• [Exercise aim]
For the records below, give the number of lines where the string "using" occurs. Include nothing else.

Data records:

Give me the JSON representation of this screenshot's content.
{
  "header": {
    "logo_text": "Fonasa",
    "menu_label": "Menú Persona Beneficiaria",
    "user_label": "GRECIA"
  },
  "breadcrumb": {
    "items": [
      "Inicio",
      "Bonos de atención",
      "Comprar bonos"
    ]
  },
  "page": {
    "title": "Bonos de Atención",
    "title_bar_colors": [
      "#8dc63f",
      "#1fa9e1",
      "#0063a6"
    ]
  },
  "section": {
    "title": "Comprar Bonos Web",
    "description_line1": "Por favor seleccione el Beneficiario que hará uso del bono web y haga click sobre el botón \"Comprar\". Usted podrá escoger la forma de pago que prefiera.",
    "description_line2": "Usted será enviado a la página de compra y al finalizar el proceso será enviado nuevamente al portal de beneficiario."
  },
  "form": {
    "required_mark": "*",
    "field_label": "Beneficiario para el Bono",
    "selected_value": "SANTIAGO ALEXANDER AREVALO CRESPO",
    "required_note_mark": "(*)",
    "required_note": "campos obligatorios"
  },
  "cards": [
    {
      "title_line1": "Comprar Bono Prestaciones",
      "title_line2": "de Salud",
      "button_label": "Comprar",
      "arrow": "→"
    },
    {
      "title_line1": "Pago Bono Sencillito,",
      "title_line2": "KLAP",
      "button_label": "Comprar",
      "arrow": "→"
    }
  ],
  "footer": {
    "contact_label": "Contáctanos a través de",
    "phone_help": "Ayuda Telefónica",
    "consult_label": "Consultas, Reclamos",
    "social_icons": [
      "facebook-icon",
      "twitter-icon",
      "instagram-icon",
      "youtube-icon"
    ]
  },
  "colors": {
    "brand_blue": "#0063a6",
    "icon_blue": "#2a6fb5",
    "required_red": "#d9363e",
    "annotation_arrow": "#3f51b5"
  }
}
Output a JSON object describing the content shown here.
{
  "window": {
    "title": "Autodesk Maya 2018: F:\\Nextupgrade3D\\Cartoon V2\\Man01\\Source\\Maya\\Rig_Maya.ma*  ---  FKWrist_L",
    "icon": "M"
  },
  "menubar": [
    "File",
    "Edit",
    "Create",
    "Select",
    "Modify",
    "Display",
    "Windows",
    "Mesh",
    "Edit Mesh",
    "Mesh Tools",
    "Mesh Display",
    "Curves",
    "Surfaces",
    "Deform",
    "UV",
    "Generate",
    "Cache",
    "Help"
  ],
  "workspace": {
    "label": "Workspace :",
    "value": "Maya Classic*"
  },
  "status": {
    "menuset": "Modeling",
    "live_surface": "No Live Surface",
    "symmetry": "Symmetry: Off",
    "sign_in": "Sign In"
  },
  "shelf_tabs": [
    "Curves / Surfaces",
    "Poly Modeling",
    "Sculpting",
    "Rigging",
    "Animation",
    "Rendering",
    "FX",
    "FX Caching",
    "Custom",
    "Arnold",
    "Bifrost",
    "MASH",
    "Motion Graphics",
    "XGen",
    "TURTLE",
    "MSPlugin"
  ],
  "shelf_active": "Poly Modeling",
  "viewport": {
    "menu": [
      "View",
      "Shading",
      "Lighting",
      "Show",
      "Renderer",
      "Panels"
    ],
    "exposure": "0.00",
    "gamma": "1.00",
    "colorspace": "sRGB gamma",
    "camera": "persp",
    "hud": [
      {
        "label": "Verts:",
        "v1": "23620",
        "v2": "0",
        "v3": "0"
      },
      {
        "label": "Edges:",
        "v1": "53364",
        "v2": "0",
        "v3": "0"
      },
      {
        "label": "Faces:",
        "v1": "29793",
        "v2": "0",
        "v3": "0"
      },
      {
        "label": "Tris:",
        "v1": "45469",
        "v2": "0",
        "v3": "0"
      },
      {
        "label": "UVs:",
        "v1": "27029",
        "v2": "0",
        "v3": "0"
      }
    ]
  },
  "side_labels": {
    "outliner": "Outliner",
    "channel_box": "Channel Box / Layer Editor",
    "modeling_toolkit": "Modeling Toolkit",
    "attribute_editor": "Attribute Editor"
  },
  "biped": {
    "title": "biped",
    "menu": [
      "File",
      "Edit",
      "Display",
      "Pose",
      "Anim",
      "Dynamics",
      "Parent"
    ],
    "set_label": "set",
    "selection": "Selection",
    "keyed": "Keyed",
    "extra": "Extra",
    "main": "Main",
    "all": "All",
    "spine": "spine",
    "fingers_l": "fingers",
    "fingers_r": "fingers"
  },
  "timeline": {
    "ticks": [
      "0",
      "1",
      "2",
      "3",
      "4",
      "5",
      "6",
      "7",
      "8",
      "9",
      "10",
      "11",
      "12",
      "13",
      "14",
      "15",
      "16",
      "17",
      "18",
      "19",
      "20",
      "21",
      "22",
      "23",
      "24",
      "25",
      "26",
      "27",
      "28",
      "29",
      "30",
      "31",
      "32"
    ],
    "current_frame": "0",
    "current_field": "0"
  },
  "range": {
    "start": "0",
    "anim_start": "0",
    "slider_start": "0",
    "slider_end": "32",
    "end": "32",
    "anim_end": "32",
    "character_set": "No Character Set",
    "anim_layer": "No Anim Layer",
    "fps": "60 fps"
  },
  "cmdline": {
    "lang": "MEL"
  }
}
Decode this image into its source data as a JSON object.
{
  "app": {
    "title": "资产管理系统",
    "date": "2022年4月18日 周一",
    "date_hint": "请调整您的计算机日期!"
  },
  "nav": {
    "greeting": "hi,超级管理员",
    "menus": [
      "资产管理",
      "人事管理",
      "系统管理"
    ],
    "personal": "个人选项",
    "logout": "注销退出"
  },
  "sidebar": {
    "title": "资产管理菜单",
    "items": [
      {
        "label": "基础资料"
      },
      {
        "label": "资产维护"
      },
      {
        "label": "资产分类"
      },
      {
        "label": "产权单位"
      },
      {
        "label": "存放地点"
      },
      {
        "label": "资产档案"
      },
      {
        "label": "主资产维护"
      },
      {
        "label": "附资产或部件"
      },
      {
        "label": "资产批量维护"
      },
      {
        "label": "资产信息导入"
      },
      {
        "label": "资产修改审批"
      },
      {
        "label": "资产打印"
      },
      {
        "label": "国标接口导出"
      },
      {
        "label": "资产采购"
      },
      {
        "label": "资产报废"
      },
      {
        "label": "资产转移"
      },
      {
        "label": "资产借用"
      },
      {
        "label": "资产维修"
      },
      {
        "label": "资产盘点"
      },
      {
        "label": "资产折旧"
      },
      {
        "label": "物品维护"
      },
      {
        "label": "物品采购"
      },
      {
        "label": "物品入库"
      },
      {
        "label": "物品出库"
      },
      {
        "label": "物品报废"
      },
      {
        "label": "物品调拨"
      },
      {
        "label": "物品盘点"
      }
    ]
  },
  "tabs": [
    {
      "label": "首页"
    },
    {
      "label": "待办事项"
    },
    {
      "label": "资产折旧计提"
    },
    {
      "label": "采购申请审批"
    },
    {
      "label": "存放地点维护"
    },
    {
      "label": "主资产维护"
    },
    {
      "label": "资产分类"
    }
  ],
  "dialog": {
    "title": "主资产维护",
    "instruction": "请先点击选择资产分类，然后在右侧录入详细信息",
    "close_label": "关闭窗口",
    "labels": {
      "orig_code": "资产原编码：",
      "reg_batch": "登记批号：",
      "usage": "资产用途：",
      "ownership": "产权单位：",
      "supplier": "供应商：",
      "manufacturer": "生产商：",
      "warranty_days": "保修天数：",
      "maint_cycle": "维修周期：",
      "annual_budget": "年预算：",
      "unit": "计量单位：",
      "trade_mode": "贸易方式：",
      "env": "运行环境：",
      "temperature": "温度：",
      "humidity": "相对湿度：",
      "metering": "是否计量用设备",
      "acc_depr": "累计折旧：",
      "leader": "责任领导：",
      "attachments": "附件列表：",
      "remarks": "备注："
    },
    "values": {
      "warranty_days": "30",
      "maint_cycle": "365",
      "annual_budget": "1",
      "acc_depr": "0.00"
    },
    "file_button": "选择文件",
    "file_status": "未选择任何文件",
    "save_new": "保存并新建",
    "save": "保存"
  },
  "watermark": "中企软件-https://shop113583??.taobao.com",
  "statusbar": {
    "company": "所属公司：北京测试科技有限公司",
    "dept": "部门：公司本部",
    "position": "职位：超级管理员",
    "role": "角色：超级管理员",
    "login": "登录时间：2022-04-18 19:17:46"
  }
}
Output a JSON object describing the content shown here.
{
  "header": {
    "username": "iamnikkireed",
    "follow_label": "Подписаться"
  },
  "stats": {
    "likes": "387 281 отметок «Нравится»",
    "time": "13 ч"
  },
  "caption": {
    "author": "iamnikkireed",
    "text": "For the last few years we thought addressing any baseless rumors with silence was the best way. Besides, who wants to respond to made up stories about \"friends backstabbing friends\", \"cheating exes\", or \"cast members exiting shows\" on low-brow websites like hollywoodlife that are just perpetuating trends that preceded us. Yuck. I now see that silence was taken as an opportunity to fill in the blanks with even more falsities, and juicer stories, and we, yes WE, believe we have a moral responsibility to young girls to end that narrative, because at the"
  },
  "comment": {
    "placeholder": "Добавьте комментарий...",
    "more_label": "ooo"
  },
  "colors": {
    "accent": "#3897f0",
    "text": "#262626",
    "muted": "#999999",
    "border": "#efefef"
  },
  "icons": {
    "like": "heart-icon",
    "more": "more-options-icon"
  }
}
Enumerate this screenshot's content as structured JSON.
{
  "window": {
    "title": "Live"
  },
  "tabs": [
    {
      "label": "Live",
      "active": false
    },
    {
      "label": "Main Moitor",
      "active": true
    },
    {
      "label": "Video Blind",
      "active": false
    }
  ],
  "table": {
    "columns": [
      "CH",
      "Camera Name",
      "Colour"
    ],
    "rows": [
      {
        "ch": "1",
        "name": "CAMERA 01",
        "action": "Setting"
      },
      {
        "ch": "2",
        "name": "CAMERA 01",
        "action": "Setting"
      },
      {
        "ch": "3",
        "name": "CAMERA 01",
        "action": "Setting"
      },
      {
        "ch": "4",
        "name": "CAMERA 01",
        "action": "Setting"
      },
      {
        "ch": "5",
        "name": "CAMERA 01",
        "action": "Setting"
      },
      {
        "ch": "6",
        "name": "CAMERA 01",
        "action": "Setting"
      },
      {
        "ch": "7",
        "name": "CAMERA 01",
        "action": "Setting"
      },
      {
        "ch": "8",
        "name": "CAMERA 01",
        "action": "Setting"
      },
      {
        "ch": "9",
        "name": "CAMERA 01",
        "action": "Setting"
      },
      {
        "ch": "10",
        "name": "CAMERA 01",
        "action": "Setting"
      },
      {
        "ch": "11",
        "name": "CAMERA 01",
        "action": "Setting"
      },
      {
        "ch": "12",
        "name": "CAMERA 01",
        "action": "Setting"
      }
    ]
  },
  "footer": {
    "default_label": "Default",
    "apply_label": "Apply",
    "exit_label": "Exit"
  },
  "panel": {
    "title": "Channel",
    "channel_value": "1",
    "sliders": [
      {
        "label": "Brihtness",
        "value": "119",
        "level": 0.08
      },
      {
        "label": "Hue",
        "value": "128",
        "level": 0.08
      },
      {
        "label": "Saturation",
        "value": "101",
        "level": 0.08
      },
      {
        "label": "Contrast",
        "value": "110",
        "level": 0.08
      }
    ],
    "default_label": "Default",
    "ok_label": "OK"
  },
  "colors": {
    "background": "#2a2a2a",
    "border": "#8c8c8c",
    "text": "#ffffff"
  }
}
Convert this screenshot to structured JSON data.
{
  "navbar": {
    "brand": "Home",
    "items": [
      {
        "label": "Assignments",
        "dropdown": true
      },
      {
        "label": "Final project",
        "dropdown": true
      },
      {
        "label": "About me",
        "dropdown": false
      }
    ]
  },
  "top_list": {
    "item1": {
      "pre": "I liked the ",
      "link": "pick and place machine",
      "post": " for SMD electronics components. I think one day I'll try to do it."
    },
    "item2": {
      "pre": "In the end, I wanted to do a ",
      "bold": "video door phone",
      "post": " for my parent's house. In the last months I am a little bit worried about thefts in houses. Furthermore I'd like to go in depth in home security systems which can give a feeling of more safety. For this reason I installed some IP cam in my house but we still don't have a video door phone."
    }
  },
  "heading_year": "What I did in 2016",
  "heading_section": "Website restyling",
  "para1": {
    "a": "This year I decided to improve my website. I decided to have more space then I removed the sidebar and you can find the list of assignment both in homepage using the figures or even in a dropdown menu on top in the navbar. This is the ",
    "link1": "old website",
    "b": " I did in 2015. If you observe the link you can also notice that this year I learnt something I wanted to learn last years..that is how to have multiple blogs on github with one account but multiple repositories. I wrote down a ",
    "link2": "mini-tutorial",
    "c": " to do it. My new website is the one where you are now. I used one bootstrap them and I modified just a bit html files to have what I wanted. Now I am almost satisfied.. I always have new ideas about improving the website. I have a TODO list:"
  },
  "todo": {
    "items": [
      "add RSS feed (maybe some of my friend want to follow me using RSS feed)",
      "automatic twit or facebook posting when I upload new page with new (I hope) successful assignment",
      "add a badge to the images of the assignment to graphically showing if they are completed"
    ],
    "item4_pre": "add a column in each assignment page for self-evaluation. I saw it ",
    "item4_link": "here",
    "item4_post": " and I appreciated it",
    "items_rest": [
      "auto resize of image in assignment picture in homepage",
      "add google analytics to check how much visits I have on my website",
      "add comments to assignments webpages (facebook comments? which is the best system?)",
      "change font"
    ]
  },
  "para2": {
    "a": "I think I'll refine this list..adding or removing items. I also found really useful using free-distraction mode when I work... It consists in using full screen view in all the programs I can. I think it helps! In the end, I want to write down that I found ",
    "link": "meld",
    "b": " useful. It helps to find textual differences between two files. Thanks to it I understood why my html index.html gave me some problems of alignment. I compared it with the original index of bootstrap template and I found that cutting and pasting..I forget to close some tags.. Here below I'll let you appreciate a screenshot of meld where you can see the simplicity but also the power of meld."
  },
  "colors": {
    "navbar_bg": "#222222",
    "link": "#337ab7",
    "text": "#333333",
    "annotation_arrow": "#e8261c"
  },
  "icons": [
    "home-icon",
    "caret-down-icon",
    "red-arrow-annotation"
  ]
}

• [Solution below]
3